Sometimes you’re relaxing on your couch, checking your email and seeing what’s shaking online, and you look out through your open blinds, out your window, into your complex on a nice warm day, and you see . . . turkeys.

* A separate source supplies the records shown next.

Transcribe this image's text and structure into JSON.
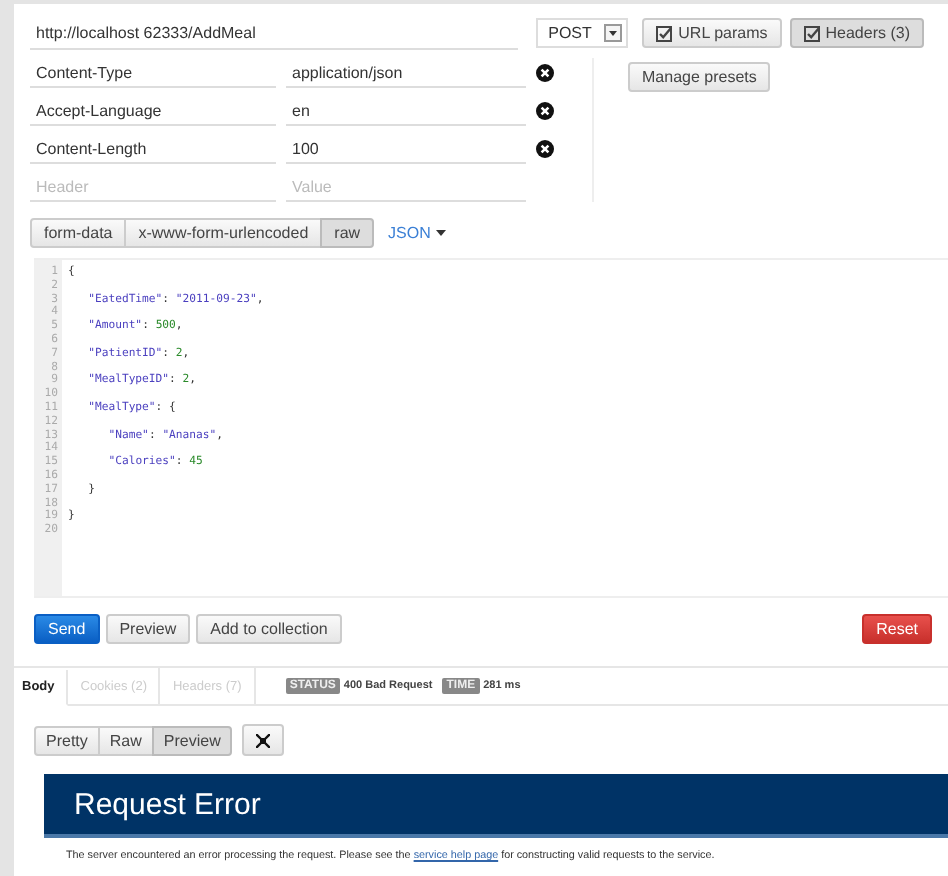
{
  "request": {
    "url": "http://localhost 62333/AddMeal",
    "method": "POST",
    "url_params_button": "URL params",
    "headers_button": "Headers (3)",
    "headers_button_selected": true
  },
  "headers": [
    {
      "key": "Content-Type",
      "value": "application/json",
      "removable": true
    },
    {
      "key": "Accept-Language",
      "value": "en",
      "removable": true
    },
    {
      "key": "Content-Length",
      "value": "100",
      "removable": true
    },
    {
      "key_placeholder": "Header",
      "value_placeholder": "Value",
      "removable": false
    }
  ],
  "manage_presets_button": "Manage presets",
  "body_modes": [
    {
      "label": "form-data",
      "selected": false
    },
    {
      "label": "x-www-form-urlencoded",
      "selected": false
    },
    {
      "label": "raw",
      "selected": true
    }
  ],
  "body_format": "JSON",
  "editor_lines": [
    {
      "number": "1",
      "code": "{"
    },
    {
      "number": "2"
    },
    {
      "number": "3",
      "code": "   \"EatedTime\": \"2011-09-23\","
    },
    {
      "number": "4"
    },
    {
      "number": "5",
      "code": "   \"Amount\": 500,"
    },
    {
      "number": "6"
    },
    {
      "number": "7",
      "code": "   \"PatientID\": 2,"
    },
    {
      "number": "8"
    },
    {
      "number": "9",
      "code": "   \"MealTypeID\": 2,"
    },
    {
      "number": "10"
    },
    {
      "number": "11",
      "code": "   \"MealType\": {"
    },
    {
      "number": "12"
    },
    {
      "number": "13",
      "code": "      \"Name\": \"Ananas\","
    },
    {
      "number": "14"
    },
    {
      "number": "15",
      "code": "      \"Calories\": 45"
    },
    {
      "number": "16"
    },
    {
      "number": "17",
      "code": "   }"
    },
    {
      "number": "18"
    },
    {
      "number": "19",
      "code": "}"
    },
    {
      "number": "20"
    }
  ],
  "actions": [
    {
      "label": "Send",
      "kind": "primary"
    },
    {
      "label": "Preview",
      "kind": "default"
    },
    {
      "label": "Add to collection",
      "kind": "default"
    },
    {
      "label": "Reset",
      "kind": "danger"
    }
  ],
  "response_tabs": [
    {
      "label": "Body",
      "selected": true
    },
    {
      "label": "Cookies (2)",
      "selected": false
    },
    {
      "label": "Headers (7)",
      "selected": false
    }
  ],
  "status": {
    "label": "STATUS",
    "value": "400 Bad Request"
  },
  "time": {
    "label": "TIME",
    "value": "281 ms"
  },
  "view_modes": [
    {
      "label": "Pretty",
      "selected": false
    },
    {
      "label": "Raw",
      "selected": false
    },
    {
      "label": "Preview",
      "selected": true
    }
  ],
  "preview": {
    "title": "Request Error",
    "text_before": "The server encountered an error processing the request. Please see the ",
    "link": "service help page",
    "text_after": " for constructing valid requests to the service."
  }
}
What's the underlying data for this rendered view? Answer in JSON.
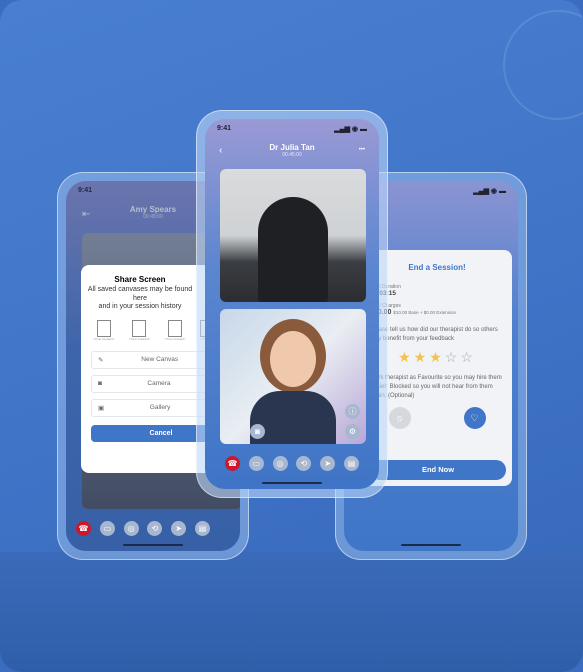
{
  "left_phone": {
    "time": "9:41",
    "name": "Amy Spears",
    "timer": "00:45:00",
    "modal": {
      "title": "Share Screen",
      "subtitle_line1": "All saved canvases may be found here",
      "subtitle_line2": "and in your session history",
      "files": [
        "<Time Created>",
        "<Time Created>",
        "<Time Created>",
        "<Time Cr..."
      ],
      "options": [
        {
          "label": "New Canvas",
          "icon": "edit-icon"
        },
        {
          "label": "Camera",
          "icon": "camera-icon"
        },
        {
          "label": "Gallery",
          "icon": "image-icon"
        }
      ],
      "cancel": "Cancel"
    }
  },
  "middle_phone": {
    "time": "9:41",
    "name": "Dr Julia Tan",
    "timer": "00:45:00",
    "back": "‹",
    "more": "•••"
  },
  "right_phone": {
    "card": {
      "title": "End a Session!",
      "duration_label": "Total Duration",
      "duration": "00:03:15",
      "charges_label": "Total Charges",
      "charges": "$10.00",
      "charges_detail": "$10.00 Base + $0.00 Extension",
      "feedback": "Please tell us how did our therapist do so others may benefit from your feedback",
      "rating": 3,
      "rating_max": 5,
      "favourite_text": "Mark therapist as Favourite so you may hire them easier; Blocked so you will not hear from them again. (Optional)",
      "end_button": "End Now"
    }
  }
}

Let me rewind a little and explain, for while many may be shocked by such a sight of these unusual and rarely seen creatures, I for one am not. For over a year now — pretty much since I moved into my current residence — from time to time I have paid witness to these strange-looking animals. Most often they are found in the nearby Maidu Park, which has large amounts of inaccessible land teeming with wildlife and turkeys. Except these turkeys consider themselves royalty of this terrain, their kingdom, and freely walk wherever they please. I have even spotted them on a center divide of a busy thoroughfare. How they manage to get across the road without being hit by a car, who knows. But then they are royalty, so perhaps all who cross their paths stop and allow them to pass without question. Or maybe they use those small wings and fly a little (see below for further proof). Earlier this week when I left for work I found these two rapscallions along with a veritable hoard of smaller turkeys, likely offspring. It was quite the party traveling into the apartment complex.

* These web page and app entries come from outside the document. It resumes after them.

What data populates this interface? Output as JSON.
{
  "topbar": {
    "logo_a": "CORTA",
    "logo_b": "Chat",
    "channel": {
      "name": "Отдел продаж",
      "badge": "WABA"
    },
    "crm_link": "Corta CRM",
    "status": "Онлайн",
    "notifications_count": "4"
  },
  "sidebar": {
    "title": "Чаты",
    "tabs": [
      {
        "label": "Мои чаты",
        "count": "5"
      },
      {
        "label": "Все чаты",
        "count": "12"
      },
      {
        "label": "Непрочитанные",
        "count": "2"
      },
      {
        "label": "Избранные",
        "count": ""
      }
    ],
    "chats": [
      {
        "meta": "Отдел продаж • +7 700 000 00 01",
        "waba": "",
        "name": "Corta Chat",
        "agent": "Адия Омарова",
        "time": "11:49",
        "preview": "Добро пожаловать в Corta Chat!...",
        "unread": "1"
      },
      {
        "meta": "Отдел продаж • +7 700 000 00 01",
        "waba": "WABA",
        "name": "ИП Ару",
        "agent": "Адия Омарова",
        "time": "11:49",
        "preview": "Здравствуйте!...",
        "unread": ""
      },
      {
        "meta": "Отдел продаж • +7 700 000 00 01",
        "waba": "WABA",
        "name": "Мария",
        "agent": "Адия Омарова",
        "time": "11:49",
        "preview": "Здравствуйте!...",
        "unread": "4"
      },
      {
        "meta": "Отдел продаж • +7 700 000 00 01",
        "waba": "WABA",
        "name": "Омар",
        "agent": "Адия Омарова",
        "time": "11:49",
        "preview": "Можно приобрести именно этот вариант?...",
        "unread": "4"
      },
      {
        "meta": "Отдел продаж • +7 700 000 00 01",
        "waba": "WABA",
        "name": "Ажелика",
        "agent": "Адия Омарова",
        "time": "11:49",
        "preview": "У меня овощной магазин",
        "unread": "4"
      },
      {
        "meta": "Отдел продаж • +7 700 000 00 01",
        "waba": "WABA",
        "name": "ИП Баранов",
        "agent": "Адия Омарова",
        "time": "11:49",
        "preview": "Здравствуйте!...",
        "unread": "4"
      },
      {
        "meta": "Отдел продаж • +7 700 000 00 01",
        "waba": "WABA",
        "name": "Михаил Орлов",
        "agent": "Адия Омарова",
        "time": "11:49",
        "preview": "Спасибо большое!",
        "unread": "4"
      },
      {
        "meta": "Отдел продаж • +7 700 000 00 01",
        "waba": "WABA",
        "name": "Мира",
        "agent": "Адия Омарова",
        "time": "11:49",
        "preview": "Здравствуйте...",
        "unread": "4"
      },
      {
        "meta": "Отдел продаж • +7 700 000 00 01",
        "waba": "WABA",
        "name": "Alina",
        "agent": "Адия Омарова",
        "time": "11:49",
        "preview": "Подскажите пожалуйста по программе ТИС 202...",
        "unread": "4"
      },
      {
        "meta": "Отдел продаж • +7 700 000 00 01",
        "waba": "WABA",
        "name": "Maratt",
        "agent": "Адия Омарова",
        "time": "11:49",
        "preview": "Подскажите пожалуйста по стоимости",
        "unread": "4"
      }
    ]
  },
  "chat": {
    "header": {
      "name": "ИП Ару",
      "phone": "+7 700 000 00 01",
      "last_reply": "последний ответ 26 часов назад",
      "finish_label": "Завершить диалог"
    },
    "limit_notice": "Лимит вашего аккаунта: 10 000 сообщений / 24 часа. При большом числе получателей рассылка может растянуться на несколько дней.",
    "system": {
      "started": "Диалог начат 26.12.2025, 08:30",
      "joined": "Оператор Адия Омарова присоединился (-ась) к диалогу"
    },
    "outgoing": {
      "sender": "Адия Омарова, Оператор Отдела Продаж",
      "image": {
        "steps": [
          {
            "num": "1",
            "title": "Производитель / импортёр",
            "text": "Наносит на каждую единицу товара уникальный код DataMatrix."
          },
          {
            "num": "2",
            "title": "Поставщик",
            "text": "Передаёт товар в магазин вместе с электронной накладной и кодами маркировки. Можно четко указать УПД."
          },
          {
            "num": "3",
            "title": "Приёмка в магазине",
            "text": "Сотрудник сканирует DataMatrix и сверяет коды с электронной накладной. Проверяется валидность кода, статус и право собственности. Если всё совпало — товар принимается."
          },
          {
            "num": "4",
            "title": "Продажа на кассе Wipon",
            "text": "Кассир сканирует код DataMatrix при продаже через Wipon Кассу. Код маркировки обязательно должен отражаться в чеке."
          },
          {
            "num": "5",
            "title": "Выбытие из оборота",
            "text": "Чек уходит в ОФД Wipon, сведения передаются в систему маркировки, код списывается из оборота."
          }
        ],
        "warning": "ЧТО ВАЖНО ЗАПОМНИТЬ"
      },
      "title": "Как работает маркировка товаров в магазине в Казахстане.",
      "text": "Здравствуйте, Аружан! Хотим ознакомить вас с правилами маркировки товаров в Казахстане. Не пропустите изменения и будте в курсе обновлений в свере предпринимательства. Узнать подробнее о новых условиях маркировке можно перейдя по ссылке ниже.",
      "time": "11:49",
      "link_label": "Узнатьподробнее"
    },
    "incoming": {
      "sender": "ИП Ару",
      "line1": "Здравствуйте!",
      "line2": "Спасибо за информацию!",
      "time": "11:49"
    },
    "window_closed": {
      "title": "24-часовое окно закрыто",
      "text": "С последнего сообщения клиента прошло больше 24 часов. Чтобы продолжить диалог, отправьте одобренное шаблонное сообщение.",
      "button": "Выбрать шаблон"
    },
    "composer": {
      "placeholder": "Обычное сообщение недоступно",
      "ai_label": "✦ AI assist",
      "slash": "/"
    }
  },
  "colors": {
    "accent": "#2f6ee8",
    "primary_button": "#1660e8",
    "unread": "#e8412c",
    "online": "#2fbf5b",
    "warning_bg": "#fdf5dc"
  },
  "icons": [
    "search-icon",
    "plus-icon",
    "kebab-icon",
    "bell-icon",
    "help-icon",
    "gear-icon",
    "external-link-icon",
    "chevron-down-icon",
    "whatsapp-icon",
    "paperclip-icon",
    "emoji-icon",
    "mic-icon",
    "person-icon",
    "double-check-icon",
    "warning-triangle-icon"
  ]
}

So when I gazed upon a pair of unusual turkey heads peaking in my window, I wasn’t too thrown off guard. Naturally I had to investigate.

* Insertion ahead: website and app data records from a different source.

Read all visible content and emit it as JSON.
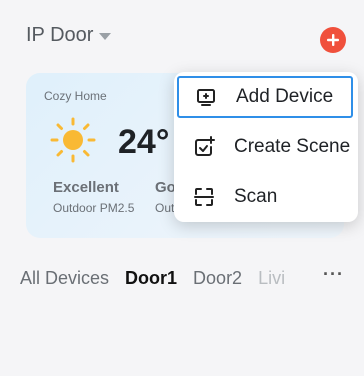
{
  "header": {
    "home_name": "IP Door",
    "add_icon": "plus-icon",
    "accent": "#f0503c"
  },
  "weather_card": {
    "home_label": "Cozy Home",
    "temperature": "24°",
    "air_quality": "Excellent",
    "air_quality_sub": "Outdoor PM2.5",
    "second_label": "Go",
    "second_sub": "Out",
    "weather_icon": "sun-icon"
  },
  "tabs": [
    "All Devices",
    "Door1",
    "Door2",
    "Livi"
  ],
  "active_tab": "Door1",
  "more_label": "···",
  "popup_menu": {
    "items": [
      {
        "label": "Add Device",
        "icon": "add-device-icon"
      },
      {
        "label": "Create Scene",
        "icon": "create-scene-icon"
      },
      {
        "label": "Scan",
        "icon": "scan-icon"
      }
    ],
    "highlight_color": "#2f8fe8"
  }
}
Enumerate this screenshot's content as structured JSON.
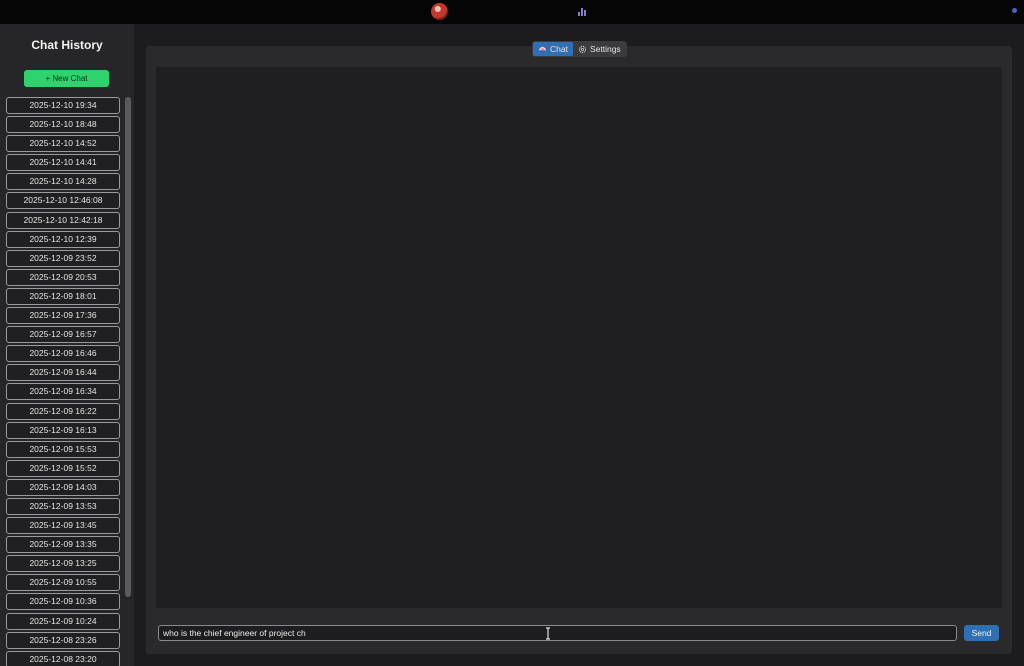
{
  "sidebar": {
    "title": "Chat History",
    "new_chat_label": "+ New Chat",
    "items": [
      "2025-12-10 19:34",
      "2025-12-10 18:48",
      "2025-12-10 14:52",
      "2025-12-10 14:41",
      "2025-12-10 14:28",
      "2025-12-10 12:46:08",
      "2025-12-10 12:42:18",
      "2025-12-10 12:39",
      "2025-12-09 23:52",
      "2025-12-09 20:53",
      "2025-12-09 18:01",
      "2025-12-09 17:36",
      "2025-12-09 16:57",
      "2025-12-09 16:46",
      "2025-12-09 16:44",
      "2025-12-09 16:34",
      "2025-12-09 16:22",
      "2025-12-09 16:13",
      "2025-12-09 15:53",
      "2025-12-09 15:52",
      "2025-12-09 14:03",
      "2025-12-09 13:53",
      "2025-12-09 13:45",
      "2025-12-09 13:35",
      "2025-12-09 13:25",
      "2025-12-09 10:55",
      "2025-12-09 10:36",
      "2025-12-09 10:24",
      "2025-12-08 23:26",
      "2025-12-08 23:20"
    ]
  },
  "tabs": [
    {
      "label": "Chat",
      "icon": "chat-icon",
      "active": true
    },
    {
      "label": "Settings",
      "icon": "gear-icon",
      "active": false
    }
  ],
  "input": {
    "value": "who is the chief engineer of project ch"
  },
  "send_label": "Send",
  "colors": {
    "accent": "#2f6fb3",
    "new_chat": "#2fd36e"
  }
}
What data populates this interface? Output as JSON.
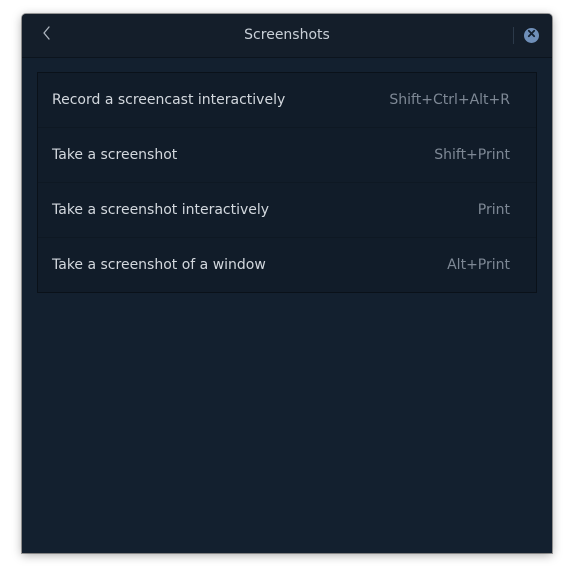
{
  "window": {
    "title": "Screenshots",
    "back_icon": "chevron-left-icon",
    "close_icon": "close-icon"
  },
  "shortcuts": [
    {
      "label": "Record a screencast interactively",
      "accel": "Shift+Ctrl+Alt+R"
    },
    {
      "label": "Take a screenshot",
      "accel": "Shift+Print"
    },
    {
      "label": "Take a screenshot interactively",
      "accel": "Print"
    },
    {
      "label": "Take a screenshot of a window",
      "accel": "Alt+Print"
    }
  ],
  "colors": {
    "window_bg": "#13202f",
    "titlebar_bg": "#141e2a",
    "list_bg": "#111c29",
    "label_text": "#d3d8de",
    "accel_text": "#7e8895",
    "close_accent": "#6f8fb8"
  }
}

But I wasn’t the only one who decided that these turkeys needed further scrutiny. Once the door was open, Lily was out checking up on them, for there is nothing that occurs within the environs of my apartment that is not first vetted and then approved (rarely) or denied (most cases) by this most critical of cats. While she tolerates humans — for their petting — and thinks little of noisy dogs, and hates any other feline she sees, looking to end it; on this day she decided to abide by these fowl, encroaching upon them without eliciting much of a reaction, as well as showing an impressive level of indifference herself.
There was one tense moment when a face-off occurred, as it seemed Lily just wanted to hang out with these turkeys, but they soon turned tail and went on their merry way, much to the chagrin of my cat.
And later, as I left to go out, I saw a most unusual sight (after this earlier one): a turkey on the roof of a two-story apartment, balancing there, then noticing it had been spotted by yours truly, and I heard it’s hobbly scraggling down the other side of the roof, and then bursting sound of flapping wings, and the next moment it was safely ensconced high up in a redwood tree. For all I know, the strange bird is still there now.